- Your instructions -
Copy out the entries that follow, exactly as written.

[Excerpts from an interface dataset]
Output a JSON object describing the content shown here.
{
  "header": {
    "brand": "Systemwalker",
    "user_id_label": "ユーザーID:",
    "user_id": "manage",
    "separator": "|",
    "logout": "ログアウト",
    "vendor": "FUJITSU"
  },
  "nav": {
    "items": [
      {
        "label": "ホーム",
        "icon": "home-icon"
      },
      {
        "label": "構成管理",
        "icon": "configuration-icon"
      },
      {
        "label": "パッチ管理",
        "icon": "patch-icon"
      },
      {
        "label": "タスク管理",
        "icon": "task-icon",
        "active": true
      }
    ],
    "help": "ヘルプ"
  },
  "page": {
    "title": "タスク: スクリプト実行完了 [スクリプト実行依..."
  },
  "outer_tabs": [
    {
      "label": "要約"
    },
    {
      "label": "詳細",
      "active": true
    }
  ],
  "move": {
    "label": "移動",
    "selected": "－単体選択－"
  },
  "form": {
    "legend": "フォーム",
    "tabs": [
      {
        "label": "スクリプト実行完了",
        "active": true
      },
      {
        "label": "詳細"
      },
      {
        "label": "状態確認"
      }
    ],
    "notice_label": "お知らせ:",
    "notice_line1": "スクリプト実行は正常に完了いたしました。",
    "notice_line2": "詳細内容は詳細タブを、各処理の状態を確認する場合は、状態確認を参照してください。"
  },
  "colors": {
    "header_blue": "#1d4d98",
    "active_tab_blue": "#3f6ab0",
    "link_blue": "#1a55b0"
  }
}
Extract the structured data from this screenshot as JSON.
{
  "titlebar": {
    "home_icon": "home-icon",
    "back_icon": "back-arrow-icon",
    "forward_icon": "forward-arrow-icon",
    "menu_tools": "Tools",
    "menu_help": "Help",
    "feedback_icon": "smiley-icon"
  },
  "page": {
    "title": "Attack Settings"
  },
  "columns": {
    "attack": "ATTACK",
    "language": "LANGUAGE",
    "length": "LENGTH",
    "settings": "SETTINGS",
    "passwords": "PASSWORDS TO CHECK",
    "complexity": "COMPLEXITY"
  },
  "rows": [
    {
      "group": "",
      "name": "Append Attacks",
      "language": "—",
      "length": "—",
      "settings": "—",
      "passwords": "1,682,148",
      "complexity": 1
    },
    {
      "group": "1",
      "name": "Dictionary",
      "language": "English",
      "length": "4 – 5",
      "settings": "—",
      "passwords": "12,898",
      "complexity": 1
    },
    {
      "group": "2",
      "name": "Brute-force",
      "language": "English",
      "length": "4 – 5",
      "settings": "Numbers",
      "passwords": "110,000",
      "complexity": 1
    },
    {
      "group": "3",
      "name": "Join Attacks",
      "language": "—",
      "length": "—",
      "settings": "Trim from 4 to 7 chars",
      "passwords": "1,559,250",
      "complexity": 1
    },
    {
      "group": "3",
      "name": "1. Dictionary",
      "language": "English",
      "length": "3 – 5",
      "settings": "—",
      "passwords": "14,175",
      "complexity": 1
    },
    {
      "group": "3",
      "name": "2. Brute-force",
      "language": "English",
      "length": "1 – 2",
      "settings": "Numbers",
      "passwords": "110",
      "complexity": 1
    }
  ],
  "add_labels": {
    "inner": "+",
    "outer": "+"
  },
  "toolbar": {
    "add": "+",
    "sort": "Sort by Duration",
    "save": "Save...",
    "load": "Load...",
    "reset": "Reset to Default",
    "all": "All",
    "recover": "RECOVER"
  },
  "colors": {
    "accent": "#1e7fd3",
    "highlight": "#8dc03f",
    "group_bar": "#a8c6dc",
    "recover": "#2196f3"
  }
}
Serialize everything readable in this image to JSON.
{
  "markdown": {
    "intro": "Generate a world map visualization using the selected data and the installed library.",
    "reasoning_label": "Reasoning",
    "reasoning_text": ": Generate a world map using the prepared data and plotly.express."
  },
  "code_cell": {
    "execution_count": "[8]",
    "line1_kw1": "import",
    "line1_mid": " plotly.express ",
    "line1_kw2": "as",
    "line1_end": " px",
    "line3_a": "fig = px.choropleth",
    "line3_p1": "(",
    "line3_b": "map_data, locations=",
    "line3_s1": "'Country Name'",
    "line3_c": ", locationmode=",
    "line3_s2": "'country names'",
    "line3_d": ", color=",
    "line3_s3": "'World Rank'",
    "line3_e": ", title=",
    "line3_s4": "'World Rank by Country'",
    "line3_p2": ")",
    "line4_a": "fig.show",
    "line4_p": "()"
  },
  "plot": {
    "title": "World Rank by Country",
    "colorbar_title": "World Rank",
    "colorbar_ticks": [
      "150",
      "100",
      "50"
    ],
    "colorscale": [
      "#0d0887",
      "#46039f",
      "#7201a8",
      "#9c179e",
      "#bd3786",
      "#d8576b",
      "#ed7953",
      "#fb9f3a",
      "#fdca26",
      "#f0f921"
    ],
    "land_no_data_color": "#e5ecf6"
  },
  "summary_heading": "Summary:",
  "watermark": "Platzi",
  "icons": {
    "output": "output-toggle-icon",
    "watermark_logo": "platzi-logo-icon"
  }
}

- Response area -
Output a JSON object describing the content shown here.
{
  "header": {
    "brand": "Systemwalker",
    "user_id_label": "ユーザーID:",
    "user_id": "manage",
    "separator": "|",
    "logout": "ログアウト",
    "vendor": "FUJITSU"
  },
  "nav": {
    "items": [
      {
        "label": "ホーム",
        "icon": "home-icon"
      },
      {
        "label": "構成管理",
        "icon": "configuration-icon"
      },
      {
        "label": "パッチ管理",
        "icon": "patch-icon"
      },
      {
        "label": "タスク管理",
        "icon": "task-icon",
        "active": true
      }
    ],
    "help": "ヘルプ"
  },
  "page": {
    "title": "タスク: スクリプト実行完了 [スクリプト実行依..."
  },
  "outer_tabs": [
    {
      "label": "要約"
    },
    {
      "label": "詳細",
      "active": true
    }
  ],
  "move": {
    "label": "移動",
    "selected": "－単体選択－"
  },
  "form": {
    "legend": "フォーム",
    "tabs": [
      {
        "label": "スクリプト実行完了",
        "active": true
      },
      {
        "label": "詳細"
      },
      {
        "label": "状態確認"
      }
    ],
    "notice_label": "お知らせ:",
    "notice_line1": "スクリプト実行は正常に完了いたしました。",
    "notice_line2": "詳細内容は詳細タブを、各処理の状態を確認する場合は、状態確認を参照してください。"
  },
  "colors": {
    "header_blue": "#1d4d98",
    "active_tab_blue": "#3f6ab0",
    "link_blue": "#1a55b0"
  }
}
Extract the structured data from this screenshot as JSON.
{
  "titlebar": {
    "home_icon": "home-icon",
    "back_icon": "back-arrow-icon",
    "forward_icon": "forward-arrow-icon",
    "menu_tools": "Tools",
    "menu_help": "Help",
    "feedback_icon": "smiley-icon"
  },
  "page": {
    "title": "Attack Settings"
  },
  "columns": {
    "attack": "ATTACK",
    "language": "LANGUAGE",
    "length": "LENGTH",
    "settings": "SETTINGS",
    "passwords": "PASSWORDS TO CHECK",
    "complexity": "COMPLEXITY"
  },
  "rows": [
    {
      "group": "",
      "name": "Append Attacks",
      "language": "—",
      "length": "—",
      "settings": "—",
      "passwords": "1,682,148",
      "complexity": 1
    },
    {
      "group": "1",
      "name": "Dictionary",
      "language": "English",
      "length": "4 – 5",
      "settings": "—",
      "passwords": "12,898",
      "complexity": 1
    },
    {
      "group": "2",
      "name": "Brute-force",
      "language": "English",
      "length": "4 – 5",
      "settings": "Numbers",
      "passwords": "110,000",
      "complexity": 1
    },
    {
      "group": "3",
      "name": "Join Attacks",
      "language": "—",
      "length": "—",
      "settings": "Trim from 4 to 7 chars",
      "passwords": "1,559,250",
      "complexity": 1
    },
    {
      "group": "3",
      "name": "1. Dictionary",
      "language": "English",
      "length": "3 – 5",
      "settings": "—",
      "passwords": "14,175",
      "complexity": 1
    },
    {
      "group": "3",
      "name": "2. Brute-force",
      "language": "English",
      "length": "1 – 2",
      "settings": "Numbers",
      "passwords": "110",
      "complexity": 1
    }
  ],
  "add_labels": {
    "inner": "+",
    "outer": "+"
  },
  "toolbar": {
    "add": "+",
    "sort": "Sort by Duration",
    "save": "Save...",
    "load": "Load...",
    "reset": "Reset to Default",
    "all": "All",
    "recover": "RECOVER"
  },
  "colors": {
    "accent": "#1e7fd3",
    "highlight": "#8dc03f",
    "group_bar": "#a8c6dc",
    "recover": "#2196f3"
  }
}
Serialize everything readable in this image to JSON.
{
  "markdown": {
    "intro": "Generate a world map visualization using the selected data and the installed library.",
    "reasoning_label": "Reasoning",
    "reasoning_text": ": Generate a world map using the prepared data and plotly.express."
  },
  "code_cell": {
    "execution_count": "[8]",
    "line1_kw1": "import",
    "line1_mid": " plotly.express ",
    "line1_kw2": "as",
    "line1_end": " px",
    "line3_a": "fig = px.choropleth",
    "line3_p1": "(",
    "line3_b": "map_data, locations=",
    "line3_s1": "'Country Name'",
    "line3_c": ", locationmode=",
    "line3_s2": "'country names'",
    "line3_d": ", color=",
    "line3_s3": "'World Rank'",
    "line3_e": ", title=",
    "line3_s4": "'World Rank by Country'",
    "line3_p2": ")",
    "line4_a": "fig.show",
    "line4_p": "()"
  },
  "plot": {
    "title": "World Rank by Country",
    "colorbar_title": "World Rank",
    "colorbar_ticks": [
      "150",
      "100",
      "50"
    ],
    "colorscale": [
      "#0d0887",
      "#46039f",
      "#7201a8",
      "#9c179e",
      "#bd3786",
      "#d8576b",
      "#ed7953",
      "#fb9f3a",
      "#fdca26",
      "#f0f921"
    ],
    "land_no_data_color": "#e5ecf6"
  },
  "summary_heading": "Summary:",
  "watermark": "Platzi",
  "icons": {
    "output": "output-toggle-icon",
    "watermark_logo": "platzi-logo-icon"
  }
}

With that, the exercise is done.